Review Summary: Sounds like this band could become one of those unsigned titans.‘Cause it’s hard to lay arms down / In the arms of the one that lays you bare
And if we don’t shield ourselves / Then we won’t have to fear the arrows’
It’s fair to say that Raised by Swans could be placed in the league of those unsigned, unadvertised titans like the post-hardcore, mysterious gods The Pax Cecilia, Sufjan Stevens-like Freelance Whales, or, until a year and a half ago anyway, melodic death metal heroes Be’lakor. The Canadian quartet’s debut Codes and Secret Longings
in 2005 was the kind of album that few might share in secret, a treasure that a small number ever discovered. This year’s sophomore No Ghostless Place
finds the band developing their lush sound into a Clarity
-era Jimmy Eat World mixed in with a Final Straw
-aged Snow Patrol concoction of sorts. While that might sound interesting and appealing to many listeners as it stands, throw in some post-rock guitar tones in the style of Explosion In The Sky, and you have yourself something really promising.
Singer Eric Howden is able to read me like a book. Whether it’s the mournful, heartfelt tale of “Night Fighter” or the sheer bliss of pop, hit-in-the-making “Hail Of Arrows”, the front man has way with crafting a subtle, retrained happiness, or, in the case of the former, bringing me to tears with a mere suggestion. Moments of happiness are few and far in between, however, and, even though the chorus of the aforementioned “Hail Of Arrows” may be the album’s finest moment, the band opt to stay with a more restrained melancholy approach for the majority of No Ghostless Place
“Secret Garden” may simmer by unnoticed, but “Easier” picks thinks back up on a lighter, cheerful tone. Likewise, the guardian-like care heard in “By An Ion”--’When you crawl to my side / You’re like a wounded bird / With your wings weighed down / You’re somehow smaller than you were
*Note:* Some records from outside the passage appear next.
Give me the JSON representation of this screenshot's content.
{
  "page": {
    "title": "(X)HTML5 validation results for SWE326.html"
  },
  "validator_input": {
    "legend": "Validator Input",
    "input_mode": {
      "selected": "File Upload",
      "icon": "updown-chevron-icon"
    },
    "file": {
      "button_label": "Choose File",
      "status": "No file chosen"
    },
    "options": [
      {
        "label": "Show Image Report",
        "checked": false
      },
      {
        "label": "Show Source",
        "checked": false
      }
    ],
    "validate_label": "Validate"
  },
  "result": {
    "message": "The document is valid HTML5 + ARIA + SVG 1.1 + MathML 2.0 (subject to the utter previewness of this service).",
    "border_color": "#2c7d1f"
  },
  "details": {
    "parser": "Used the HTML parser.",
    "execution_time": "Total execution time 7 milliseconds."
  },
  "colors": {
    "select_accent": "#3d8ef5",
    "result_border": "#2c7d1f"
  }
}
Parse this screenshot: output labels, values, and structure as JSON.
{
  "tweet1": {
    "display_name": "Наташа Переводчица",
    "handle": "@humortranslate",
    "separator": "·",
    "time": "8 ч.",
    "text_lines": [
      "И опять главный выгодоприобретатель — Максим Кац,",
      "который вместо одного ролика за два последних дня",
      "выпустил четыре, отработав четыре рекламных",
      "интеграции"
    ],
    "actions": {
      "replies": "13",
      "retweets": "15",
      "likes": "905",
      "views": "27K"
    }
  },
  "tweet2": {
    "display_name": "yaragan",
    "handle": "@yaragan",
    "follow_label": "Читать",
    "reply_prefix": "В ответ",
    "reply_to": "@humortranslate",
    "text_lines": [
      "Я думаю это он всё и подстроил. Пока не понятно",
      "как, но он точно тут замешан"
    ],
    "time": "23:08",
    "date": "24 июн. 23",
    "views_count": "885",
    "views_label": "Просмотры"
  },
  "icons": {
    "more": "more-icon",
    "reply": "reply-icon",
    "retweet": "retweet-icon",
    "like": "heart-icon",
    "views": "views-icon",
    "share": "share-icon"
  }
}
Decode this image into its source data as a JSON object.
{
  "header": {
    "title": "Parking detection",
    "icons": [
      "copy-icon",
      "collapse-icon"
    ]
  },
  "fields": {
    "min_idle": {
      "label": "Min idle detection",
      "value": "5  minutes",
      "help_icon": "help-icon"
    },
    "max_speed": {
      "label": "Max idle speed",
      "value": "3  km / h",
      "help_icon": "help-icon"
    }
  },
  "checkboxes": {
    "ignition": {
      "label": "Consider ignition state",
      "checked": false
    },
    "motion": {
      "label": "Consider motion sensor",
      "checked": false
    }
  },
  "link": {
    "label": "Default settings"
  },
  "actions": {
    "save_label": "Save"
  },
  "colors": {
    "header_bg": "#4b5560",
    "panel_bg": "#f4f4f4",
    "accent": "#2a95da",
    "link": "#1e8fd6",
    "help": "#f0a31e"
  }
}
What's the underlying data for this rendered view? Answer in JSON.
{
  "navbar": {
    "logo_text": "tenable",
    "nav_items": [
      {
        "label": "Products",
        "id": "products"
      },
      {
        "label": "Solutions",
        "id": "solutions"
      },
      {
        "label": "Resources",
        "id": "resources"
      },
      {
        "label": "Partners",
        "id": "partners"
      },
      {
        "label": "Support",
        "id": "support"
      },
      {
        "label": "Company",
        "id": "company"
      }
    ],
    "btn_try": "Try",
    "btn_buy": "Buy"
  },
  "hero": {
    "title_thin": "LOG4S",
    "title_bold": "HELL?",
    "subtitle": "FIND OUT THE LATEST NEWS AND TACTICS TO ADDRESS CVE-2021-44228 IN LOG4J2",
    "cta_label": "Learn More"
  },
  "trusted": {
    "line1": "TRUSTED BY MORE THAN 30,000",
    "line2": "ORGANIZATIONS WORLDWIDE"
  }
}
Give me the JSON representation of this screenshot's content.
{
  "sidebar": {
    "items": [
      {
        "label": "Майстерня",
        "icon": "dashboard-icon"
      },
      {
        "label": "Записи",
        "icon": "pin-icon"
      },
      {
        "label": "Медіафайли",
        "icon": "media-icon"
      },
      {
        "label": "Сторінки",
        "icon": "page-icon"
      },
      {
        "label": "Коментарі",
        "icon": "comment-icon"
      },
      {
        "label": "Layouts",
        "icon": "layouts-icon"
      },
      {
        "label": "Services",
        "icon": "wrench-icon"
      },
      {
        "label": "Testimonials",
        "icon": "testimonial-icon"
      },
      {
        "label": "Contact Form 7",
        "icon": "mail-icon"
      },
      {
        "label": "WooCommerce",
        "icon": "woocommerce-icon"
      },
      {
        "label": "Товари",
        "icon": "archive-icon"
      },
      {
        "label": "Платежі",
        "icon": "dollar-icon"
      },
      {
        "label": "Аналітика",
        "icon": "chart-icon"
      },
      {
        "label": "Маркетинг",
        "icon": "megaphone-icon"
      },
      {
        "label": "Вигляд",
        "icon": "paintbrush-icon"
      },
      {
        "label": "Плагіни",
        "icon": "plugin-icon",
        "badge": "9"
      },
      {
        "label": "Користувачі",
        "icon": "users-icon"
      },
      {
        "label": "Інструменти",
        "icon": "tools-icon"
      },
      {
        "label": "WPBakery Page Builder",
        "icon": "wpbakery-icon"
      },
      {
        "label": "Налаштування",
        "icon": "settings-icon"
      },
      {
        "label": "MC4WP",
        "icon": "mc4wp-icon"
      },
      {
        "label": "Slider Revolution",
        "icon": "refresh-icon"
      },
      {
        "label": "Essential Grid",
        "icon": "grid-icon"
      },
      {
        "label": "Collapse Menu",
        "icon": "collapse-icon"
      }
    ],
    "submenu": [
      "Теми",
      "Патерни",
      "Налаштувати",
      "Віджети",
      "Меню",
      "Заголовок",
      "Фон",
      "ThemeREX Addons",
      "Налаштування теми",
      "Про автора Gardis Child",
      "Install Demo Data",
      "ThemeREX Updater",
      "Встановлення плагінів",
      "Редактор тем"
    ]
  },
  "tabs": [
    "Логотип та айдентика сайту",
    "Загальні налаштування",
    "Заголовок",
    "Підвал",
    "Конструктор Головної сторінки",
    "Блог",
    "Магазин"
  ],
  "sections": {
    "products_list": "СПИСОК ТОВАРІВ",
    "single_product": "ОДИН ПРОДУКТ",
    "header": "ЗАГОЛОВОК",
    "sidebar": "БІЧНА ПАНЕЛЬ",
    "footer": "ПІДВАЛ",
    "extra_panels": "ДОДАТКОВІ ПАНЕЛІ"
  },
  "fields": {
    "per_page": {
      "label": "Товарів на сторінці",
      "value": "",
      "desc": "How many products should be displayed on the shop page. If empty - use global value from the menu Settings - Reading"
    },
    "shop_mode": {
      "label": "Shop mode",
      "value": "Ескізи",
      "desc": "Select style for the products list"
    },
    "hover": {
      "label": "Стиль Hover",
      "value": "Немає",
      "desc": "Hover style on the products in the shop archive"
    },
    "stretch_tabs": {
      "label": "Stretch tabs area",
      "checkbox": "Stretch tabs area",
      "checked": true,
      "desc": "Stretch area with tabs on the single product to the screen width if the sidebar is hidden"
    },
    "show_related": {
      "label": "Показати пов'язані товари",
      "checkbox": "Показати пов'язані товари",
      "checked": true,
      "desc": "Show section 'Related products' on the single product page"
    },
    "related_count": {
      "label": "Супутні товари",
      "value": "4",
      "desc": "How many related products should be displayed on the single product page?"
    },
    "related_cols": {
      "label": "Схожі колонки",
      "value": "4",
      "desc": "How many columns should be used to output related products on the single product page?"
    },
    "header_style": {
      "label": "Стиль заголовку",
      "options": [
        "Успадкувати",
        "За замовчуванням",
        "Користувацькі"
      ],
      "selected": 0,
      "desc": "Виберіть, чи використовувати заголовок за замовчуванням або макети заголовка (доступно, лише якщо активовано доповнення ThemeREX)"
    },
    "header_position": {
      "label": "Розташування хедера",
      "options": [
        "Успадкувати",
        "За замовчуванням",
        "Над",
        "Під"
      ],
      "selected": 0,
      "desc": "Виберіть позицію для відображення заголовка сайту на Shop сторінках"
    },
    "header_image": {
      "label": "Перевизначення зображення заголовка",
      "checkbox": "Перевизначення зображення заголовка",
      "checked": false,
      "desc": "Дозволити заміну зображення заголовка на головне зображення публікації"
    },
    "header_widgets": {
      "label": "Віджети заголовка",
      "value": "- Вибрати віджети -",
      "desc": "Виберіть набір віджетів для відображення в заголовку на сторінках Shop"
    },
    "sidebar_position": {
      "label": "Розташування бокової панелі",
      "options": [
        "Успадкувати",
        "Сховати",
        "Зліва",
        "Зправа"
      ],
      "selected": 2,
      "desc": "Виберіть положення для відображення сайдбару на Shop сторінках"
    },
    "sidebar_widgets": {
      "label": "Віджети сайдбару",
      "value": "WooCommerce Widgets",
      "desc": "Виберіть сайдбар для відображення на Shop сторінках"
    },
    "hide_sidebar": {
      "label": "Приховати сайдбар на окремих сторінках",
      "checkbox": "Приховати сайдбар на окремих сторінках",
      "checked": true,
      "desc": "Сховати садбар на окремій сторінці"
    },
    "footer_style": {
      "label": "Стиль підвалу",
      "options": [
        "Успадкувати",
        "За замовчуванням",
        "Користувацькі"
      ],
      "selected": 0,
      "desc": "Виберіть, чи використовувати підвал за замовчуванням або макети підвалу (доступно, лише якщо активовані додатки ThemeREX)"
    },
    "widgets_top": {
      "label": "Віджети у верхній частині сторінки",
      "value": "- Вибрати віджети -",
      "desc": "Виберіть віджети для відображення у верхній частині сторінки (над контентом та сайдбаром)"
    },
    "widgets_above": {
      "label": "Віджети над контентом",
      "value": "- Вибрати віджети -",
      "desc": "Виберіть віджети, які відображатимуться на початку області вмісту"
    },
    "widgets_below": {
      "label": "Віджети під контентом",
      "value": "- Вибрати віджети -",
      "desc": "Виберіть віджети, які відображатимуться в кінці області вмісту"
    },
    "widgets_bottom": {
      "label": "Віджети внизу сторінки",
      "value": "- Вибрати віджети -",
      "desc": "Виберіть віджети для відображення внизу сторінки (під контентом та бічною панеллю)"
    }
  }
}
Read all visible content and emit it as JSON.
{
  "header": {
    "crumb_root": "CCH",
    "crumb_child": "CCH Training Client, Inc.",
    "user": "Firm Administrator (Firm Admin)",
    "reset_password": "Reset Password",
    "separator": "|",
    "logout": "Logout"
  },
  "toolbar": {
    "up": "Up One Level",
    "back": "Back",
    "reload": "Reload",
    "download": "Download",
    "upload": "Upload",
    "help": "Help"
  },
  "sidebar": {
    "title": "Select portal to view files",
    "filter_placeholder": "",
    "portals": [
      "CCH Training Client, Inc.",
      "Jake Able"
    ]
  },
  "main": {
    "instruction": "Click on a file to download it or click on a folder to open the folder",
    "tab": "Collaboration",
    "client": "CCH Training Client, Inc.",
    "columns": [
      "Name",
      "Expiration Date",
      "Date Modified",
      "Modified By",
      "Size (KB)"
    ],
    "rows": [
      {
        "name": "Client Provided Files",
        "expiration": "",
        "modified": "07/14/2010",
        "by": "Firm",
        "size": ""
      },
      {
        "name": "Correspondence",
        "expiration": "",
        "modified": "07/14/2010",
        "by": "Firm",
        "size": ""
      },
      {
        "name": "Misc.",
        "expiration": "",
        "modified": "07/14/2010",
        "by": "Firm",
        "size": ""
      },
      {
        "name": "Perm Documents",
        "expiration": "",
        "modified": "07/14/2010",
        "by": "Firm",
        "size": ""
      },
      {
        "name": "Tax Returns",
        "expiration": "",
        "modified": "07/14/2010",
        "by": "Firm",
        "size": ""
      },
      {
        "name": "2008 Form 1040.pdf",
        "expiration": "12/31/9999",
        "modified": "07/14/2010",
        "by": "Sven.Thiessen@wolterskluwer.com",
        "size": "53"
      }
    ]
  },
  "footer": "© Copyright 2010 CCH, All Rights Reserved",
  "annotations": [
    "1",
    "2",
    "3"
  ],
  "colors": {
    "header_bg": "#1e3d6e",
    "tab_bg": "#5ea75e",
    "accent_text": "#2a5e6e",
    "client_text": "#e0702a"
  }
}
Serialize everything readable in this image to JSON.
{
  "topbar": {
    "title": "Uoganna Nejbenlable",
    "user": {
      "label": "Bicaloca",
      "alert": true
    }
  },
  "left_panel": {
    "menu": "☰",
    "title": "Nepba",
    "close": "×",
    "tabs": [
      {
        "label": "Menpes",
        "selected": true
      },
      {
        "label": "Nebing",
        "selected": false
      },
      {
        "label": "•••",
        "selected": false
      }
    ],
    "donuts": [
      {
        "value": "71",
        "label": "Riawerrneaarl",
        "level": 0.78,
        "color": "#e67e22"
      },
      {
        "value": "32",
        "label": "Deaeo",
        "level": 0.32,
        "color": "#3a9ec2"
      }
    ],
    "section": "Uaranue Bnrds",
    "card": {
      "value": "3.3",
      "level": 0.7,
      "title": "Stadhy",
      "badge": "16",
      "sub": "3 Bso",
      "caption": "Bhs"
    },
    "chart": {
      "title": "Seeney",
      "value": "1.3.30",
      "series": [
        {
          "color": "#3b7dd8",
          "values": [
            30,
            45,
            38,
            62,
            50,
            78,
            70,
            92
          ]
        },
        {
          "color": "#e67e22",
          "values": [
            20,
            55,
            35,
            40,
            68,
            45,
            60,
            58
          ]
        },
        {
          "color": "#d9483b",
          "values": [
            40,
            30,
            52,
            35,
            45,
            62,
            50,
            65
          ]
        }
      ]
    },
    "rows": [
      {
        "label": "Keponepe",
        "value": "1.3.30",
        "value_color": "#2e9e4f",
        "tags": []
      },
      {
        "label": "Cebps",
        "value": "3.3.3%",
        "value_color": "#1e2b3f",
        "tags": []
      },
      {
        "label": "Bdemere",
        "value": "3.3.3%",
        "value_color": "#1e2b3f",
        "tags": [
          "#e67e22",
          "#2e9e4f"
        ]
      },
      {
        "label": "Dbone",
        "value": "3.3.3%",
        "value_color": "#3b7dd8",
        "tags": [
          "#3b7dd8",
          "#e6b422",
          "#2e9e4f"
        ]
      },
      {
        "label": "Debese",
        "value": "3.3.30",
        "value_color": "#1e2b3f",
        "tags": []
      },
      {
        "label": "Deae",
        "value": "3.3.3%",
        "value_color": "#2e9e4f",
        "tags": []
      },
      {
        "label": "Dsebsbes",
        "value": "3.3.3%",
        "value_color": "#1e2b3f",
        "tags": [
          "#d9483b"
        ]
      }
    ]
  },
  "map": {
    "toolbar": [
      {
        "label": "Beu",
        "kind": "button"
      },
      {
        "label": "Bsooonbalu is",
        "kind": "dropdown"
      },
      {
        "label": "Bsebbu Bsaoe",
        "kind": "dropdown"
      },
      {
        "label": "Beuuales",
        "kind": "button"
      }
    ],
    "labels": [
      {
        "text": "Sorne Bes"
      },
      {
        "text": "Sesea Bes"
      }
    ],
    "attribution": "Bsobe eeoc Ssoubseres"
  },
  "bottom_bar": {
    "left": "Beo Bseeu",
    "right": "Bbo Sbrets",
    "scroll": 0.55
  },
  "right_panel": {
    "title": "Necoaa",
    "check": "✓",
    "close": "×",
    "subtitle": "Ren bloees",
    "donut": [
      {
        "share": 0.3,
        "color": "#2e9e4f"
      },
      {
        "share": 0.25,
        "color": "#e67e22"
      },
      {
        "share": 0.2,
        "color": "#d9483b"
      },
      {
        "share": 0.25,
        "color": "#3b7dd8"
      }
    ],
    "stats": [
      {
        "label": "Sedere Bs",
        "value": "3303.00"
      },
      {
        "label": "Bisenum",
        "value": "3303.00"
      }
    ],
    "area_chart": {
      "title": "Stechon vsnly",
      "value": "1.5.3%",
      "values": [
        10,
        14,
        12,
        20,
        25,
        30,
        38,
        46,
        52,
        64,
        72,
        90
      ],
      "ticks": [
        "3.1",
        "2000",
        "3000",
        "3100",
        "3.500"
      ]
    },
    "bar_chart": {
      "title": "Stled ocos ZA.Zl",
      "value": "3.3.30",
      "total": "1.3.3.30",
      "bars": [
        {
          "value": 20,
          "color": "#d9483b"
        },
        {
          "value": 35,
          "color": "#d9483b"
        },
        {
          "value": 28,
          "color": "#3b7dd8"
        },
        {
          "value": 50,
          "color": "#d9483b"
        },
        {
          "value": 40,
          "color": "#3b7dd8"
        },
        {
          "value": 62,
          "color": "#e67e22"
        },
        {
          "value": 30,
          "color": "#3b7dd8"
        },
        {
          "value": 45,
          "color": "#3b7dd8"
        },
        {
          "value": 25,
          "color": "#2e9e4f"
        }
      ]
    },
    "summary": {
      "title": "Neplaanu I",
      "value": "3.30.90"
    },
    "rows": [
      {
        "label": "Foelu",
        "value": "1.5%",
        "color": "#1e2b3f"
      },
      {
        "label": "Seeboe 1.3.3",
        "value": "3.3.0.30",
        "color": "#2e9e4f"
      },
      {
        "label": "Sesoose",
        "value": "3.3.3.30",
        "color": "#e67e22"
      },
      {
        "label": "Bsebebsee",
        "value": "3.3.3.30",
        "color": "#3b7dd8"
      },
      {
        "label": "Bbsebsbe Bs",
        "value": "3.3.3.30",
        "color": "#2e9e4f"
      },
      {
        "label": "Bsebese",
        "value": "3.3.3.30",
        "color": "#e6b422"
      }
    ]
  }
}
--and the hauntingly beautiful “How Do These Hearts Unfold” give way to the docile, and as unfortunate as it may be, boring meanderings of “The Waiting’s Over”. The often shift of mediocre songs to awesome, atmospheric hits may be the most off-putting thing about No Ghostless Place
. Trimming the thirteen-song track list down to ten or eleven tracks may have just been what this album needed to truly be an underground hit.
Lines like the tantalizing plea on “The Past Is The Prey”: ’You told me I was wrong / Please tell me I’ll be wrong again,’
or on the earnest pouring of “Longer Shadows, Shorter Days”, where the Snow Patrol influence rings loudest: ‘If only I could hold your heart / I’d never beat again,’
are what make Eric and crew sound so appealing, honest, and full of promise for the future. Raised By Swans’ No Ghostless Place
sets out to appeal to a different listener altogether by shooting for, yes, the fans of alternate pop bands like Snow Patrol and Jimmy Eat World, but the Canadian quartet throw in some post-rock goodness and Cure-like atmosphere to fill in their sonic picture to keep things fresh and interesting. All they really need to do is trim down the next outing, and in doing so, Raised By Swans are sure to light up the unsigned underground.
Need To Hear:
Hail Of Arrows
We Were Never Young
How Do These Hearts Unfold
Longer Shadows, Shorter Days